RECORDS SUPPLIED:
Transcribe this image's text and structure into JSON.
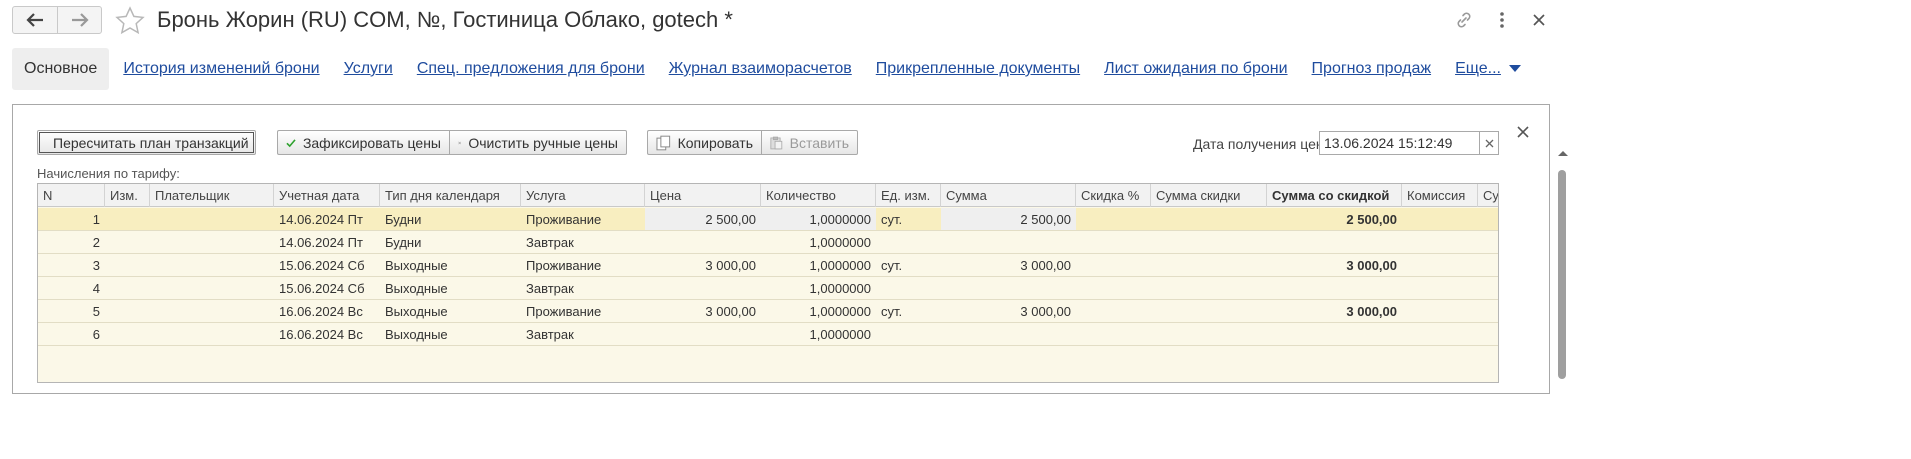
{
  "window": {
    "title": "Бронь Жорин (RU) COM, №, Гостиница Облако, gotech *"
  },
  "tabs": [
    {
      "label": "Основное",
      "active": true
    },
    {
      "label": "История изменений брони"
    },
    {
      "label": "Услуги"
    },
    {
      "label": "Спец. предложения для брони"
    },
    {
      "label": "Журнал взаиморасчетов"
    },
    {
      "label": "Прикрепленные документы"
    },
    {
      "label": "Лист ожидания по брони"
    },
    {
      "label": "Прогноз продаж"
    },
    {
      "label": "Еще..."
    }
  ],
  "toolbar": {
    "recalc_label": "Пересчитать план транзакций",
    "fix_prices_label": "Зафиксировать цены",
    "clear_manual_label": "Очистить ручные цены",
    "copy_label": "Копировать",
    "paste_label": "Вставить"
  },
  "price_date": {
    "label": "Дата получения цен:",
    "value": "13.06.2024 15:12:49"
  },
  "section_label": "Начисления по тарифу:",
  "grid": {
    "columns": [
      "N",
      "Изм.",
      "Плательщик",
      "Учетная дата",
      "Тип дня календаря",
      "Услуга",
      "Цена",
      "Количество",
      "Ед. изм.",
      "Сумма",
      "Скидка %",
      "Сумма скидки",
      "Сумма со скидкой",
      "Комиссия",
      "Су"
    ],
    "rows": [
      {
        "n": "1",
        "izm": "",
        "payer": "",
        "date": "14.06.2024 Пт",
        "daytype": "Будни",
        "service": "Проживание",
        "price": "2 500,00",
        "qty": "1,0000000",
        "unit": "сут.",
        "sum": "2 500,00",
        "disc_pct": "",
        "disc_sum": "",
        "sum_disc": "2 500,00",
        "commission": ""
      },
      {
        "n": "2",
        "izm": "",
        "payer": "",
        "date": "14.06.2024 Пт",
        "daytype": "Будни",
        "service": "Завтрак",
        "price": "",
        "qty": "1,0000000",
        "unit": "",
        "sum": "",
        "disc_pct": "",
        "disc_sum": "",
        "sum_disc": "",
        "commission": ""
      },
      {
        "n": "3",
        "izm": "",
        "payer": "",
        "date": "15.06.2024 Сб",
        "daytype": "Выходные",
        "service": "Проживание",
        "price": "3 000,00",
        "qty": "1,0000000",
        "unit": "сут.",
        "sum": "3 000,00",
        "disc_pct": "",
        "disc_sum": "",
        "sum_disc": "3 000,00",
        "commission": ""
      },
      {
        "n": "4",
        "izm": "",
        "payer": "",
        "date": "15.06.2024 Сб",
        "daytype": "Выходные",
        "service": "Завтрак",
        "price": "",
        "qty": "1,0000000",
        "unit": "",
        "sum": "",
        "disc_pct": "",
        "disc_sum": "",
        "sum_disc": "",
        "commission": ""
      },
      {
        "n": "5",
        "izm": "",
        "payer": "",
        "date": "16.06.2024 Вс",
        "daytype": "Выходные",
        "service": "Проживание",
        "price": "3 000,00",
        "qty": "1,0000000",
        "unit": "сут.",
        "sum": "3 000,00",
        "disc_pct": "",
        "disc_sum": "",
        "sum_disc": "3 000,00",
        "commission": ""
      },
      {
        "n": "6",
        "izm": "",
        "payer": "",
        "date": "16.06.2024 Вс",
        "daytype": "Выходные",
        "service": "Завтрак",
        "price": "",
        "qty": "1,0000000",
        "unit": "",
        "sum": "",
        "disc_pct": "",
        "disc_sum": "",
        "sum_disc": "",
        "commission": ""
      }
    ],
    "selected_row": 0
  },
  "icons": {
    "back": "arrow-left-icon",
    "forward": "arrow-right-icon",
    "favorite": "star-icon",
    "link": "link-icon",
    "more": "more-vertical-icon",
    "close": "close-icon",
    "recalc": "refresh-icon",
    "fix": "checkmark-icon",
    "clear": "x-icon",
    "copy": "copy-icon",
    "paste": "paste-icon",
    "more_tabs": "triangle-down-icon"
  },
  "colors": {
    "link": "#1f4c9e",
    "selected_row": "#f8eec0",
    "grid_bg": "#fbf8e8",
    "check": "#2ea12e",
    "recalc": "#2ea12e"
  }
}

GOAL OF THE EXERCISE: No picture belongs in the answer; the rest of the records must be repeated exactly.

RESULT OF THE TASK:
Transcribe this image's text and structure into JSON.
{
  "window": {
    "title": "Бронь Жорин (RU) COM, №, Гостиница Облако, gotech *"
  },
  "tabs": [
    {
      "label": "Основное",
      "active": true
    },
    {
      "label": "История изменений брони"
    },
    {
      "label": "Услуги"
    },
    {
      "label": "Спец. предложения для брони"
    },
    {
      "label": "Журнал взаиморасчетов"
    },
    {
      "label": "Прикрепленные документы"
    },
    {
      "label": "Лист ожидания по брони"
    },
    {
      "label": "Прогноз продаж"
    },
    {
      "label": "Еще..."
    }
  ],
  "toolbar": {
    "recalc_label": "Пересчитать план транзакций",
    "fix_prices_label": "Зафиксировать цены",
    "clear_manual_label": "Очистить ручные цены",
    "copy_label": "Копировать",
    "paste_label": "Вставить"
  },
  "price_date": {
    "label": "Дата получения цен:",
    "value": "13.06.2024 15:12:49"
  },
  "section_label": "Начисления по тарифу:",
  "grid": {
    "columns": [
      "N",
      "Изм.",
      "Плательщик",
      "Учетная дата",
      "Тип дня календаря",
      "Услуга",
      "Цена",
      "Количество",
      "Ед. изм.",
      "Сумма",
      "Скидка %",
      "Сумма скидки",
      "Сумма со скидкой",
      "Комиссия",
      "Су"
    ],
    "rows": [
      {
        "n": "1",
        "izm": "",
        "payer": "",
        "date": "14.06.2024 Пт",
        "daytype": "Будни",
        "service": "Проживание",
        "price": "2 500,00",
        "qty": "1,0000000",
        "unit": "сут.",
        "sum": "2 500,00",
        "disc_pct": "",
        "disc_sum": "",
        "sum_disc": "2 500,00",
        "commission": ""
      },
      {
        "n": "2",
        "izm": "",
        "payer": "",
        "date": "14.06.2024 Пт",
        "daytype": "Будни",
        "service": "Завтрак",
        "price": "",
        "qty": "1,0000000",
        "unit": "",
        "sum": "",
        "disc_pct": "",
        "disc_sum": "",
        "sum_disc": "",
        "commission": ""
      },
      {
        "n": "3",
        "izm": "",
        "payer": "",
        "date": "15.06.2024 Сб",
        "daytype": "Выходные",
        "service": "Проживание",
        "price": "3 000,00",
        "qty": "1,0000000",
        "unit": "сут.",
        "sum": "3 000,00",
        "disc_pct": "",
        "disc_sum": "",
        "sum_disc": "3 000,00",
        "commission": ""
      },
      {
        "n": "4",
        "izm": "",
        "payer": "",
        "date": "15.06.2024 Сб",
        "daytype": "Выходные",
        "service": "Завтрак",
        "price": "",
        "qty": "1,0000000",
        "unit": "",
        "sum": "",
        "disc_pct": "",
        "disc_sum": "",
        "sum_disc": "",
        "commission": ""
      },
      {
        "n": "5",
        "izm": "",
        "payer": "",
        "date": "16.06.2024 Вс",
        "daytype": "Выходные",
        "service": "Проживание",
        "price": "3 000,00",
        "qty": "1,0000000",
        "unit": "сут.",
        "sum": "3 000,00",
        "disc_pct": "",
        "disc_sum": "",
        "sum_disc": "3 000,00",
        "commission": ""
      },
      {
        "n": "6",
        "izm": "",
        "payer": "",
        "date": "16.06.2024 Вс",
        "daytype": "Выходные",
        "service": "Завтрак",
        "price": "",
        "qty": "1,0000000",
        "unit": "",
        "sum": "",
        "disc_pct": "",
        "disc_sum": "",
        "sum_disc": "",
        "commission": ""
      }
    ],
    "selected_row": 0
  },
  "icons": {
    "back": "arrow-left-icon",
    "forward": "arrow-right-icon",
    "favorite": "star-icon",
    "link": "link-icon",
    "more": "more-vertical-icon",
    "close": "close-icon",
    "recalc": "refresh-icon",
    "fix": "checkmark-icon",
    "clear": "x-icon",
    "copy": "copy-icon",
    "paste": "paste-icon",
    "more_tabs": "triangle-down-icon"
  },
  "colors": {
    "link": "#1f4c9e",
    "selected_row": "#f8eec0",
    "grid_bg": "#fbf8e8",
    "check": "#2ea12e",
    "recalc": "#2ea12e"
  }
}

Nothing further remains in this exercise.